→ TASK INSTRUCTIONS:
Copy out every line holding the string "本地磁盘" from the records below.

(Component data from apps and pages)
- Opening Delimiter -
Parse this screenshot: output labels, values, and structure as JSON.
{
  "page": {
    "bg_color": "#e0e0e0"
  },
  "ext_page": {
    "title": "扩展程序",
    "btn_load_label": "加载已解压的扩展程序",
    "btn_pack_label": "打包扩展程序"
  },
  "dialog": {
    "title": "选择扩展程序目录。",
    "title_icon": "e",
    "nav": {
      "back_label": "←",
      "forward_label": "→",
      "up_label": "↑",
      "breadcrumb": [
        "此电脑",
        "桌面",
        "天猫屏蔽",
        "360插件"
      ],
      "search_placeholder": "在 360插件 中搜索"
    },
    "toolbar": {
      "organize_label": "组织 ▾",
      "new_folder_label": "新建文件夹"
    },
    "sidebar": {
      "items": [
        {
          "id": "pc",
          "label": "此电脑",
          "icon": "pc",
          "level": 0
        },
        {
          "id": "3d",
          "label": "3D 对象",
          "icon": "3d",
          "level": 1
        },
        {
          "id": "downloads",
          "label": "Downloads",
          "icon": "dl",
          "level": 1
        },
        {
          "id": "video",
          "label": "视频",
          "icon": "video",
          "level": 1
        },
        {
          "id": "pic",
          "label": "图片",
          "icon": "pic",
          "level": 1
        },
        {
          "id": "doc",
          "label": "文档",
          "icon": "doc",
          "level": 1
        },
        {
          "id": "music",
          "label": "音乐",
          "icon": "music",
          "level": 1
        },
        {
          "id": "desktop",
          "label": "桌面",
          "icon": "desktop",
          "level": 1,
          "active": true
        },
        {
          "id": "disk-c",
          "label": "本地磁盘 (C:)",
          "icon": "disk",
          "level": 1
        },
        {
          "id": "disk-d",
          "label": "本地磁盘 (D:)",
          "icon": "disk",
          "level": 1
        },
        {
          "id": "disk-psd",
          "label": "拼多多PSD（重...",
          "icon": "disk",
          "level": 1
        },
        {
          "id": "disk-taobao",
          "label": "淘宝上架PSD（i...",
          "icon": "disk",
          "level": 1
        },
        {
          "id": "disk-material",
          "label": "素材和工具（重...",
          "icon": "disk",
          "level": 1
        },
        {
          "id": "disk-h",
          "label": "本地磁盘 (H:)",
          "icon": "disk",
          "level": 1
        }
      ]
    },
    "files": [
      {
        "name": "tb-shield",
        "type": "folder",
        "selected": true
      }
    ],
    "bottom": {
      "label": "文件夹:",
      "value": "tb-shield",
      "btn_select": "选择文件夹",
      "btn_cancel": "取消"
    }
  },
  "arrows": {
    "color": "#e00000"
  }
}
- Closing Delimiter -
→ ANSWER FOR THIS EXERCISE:
          "label": "本地磁盘 (C:)",
          "label": "本地磁盘 (D:)",
          "label": "本地磁盘 (H:)",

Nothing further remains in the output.